Records shown
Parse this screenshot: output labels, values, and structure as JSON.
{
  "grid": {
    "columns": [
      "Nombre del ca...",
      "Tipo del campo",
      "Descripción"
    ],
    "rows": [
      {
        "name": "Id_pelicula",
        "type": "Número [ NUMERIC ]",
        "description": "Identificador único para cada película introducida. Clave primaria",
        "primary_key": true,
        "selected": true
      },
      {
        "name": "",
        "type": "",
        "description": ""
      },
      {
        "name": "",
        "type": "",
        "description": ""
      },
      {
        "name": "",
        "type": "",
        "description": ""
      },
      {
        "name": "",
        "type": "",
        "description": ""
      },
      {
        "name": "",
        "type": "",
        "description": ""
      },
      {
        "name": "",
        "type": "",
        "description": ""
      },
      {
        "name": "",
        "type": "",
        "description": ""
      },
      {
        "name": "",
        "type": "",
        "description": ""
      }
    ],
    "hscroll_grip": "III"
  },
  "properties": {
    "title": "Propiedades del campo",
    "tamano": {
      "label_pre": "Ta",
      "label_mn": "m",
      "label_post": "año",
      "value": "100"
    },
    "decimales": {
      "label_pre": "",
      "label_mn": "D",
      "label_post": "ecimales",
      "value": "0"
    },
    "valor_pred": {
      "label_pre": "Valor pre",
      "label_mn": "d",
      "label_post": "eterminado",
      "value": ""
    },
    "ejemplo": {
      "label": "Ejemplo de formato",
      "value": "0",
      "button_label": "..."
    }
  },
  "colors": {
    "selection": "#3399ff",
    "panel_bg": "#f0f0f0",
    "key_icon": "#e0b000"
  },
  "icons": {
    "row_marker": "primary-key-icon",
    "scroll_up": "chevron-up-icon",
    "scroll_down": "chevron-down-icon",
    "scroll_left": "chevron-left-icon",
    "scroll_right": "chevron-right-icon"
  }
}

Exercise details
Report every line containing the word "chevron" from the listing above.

Answer area
    "scroll_up": "chevron-up-icon",
    "scroll_down": "chevron-down-icon",
    "scroll_left": "chevron-left-icon",
    "scroll_right": "chevron-right-icon"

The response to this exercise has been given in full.